BEGIN

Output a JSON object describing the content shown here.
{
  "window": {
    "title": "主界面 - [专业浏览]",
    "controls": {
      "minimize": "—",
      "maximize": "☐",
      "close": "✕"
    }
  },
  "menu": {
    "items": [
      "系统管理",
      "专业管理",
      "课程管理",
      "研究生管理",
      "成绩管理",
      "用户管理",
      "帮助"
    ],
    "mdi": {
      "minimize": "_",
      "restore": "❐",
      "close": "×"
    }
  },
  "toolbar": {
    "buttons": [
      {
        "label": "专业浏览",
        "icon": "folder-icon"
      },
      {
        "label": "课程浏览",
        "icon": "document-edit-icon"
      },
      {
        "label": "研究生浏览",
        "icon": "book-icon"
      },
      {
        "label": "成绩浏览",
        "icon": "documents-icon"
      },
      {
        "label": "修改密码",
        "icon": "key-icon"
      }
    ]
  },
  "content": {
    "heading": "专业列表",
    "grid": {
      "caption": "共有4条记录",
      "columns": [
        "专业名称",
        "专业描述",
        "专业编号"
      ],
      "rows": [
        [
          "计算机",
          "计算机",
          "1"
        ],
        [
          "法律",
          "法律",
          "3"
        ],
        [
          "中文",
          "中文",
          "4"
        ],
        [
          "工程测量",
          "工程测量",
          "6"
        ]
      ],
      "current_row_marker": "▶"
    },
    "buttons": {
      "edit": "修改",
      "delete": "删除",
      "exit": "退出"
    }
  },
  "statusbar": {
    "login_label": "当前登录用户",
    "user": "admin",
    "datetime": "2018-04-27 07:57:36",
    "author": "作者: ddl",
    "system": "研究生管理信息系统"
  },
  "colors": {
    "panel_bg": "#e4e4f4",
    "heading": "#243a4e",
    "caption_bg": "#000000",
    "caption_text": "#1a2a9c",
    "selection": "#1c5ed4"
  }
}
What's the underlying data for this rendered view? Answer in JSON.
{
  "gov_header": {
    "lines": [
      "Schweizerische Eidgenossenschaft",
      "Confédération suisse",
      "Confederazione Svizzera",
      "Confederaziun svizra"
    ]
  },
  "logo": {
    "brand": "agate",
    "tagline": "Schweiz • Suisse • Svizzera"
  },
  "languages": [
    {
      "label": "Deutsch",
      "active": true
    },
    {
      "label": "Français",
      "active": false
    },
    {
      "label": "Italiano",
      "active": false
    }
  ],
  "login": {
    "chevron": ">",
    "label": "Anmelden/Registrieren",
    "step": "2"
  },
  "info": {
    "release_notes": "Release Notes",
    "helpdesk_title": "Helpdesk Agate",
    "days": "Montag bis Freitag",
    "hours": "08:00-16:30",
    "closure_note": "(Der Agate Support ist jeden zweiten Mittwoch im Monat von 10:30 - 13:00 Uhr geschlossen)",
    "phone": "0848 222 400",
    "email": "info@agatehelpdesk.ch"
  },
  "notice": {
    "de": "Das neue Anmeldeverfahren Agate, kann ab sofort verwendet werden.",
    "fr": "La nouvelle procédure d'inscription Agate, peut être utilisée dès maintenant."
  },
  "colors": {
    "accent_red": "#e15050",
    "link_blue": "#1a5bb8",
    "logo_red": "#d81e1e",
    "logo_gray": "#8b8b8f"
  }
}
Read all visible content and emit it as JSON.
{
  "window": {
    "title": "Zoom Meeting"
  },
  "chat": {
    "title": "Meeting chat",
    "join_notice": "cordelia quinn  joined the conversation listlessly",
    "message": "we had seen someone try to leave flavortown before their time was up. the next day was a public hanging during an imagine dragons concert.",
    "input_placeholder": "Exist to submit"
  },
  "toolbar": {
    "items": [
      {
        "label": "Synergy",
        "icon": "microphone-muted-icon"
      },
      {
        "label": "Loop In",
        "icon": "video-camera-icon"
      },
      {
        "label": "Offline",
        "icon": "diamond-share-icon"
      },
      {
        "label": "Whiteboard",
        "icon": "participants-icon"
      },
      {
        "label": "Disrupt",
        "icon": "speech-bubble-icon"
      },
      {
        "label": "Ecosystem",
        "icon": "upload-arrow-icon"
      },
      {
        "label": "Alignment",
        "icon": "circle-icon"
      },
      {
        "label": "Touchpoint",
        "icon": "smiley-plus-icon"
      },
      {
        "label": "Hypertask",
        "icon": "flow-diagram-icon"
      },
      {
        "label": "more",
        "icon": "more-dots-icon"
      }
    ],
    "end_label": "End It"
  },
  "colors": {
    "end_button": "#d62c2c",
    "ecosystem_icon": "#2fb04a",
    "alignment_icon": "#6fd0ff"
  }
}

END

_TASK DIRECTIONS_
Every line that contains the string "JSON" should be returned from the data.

_PROBLEM SOLUTION_
Output a JSON object describing the content shown here.
What's the underlying data for this rendered view? Answer in JSON.
Read all visible content and emit it as JSON.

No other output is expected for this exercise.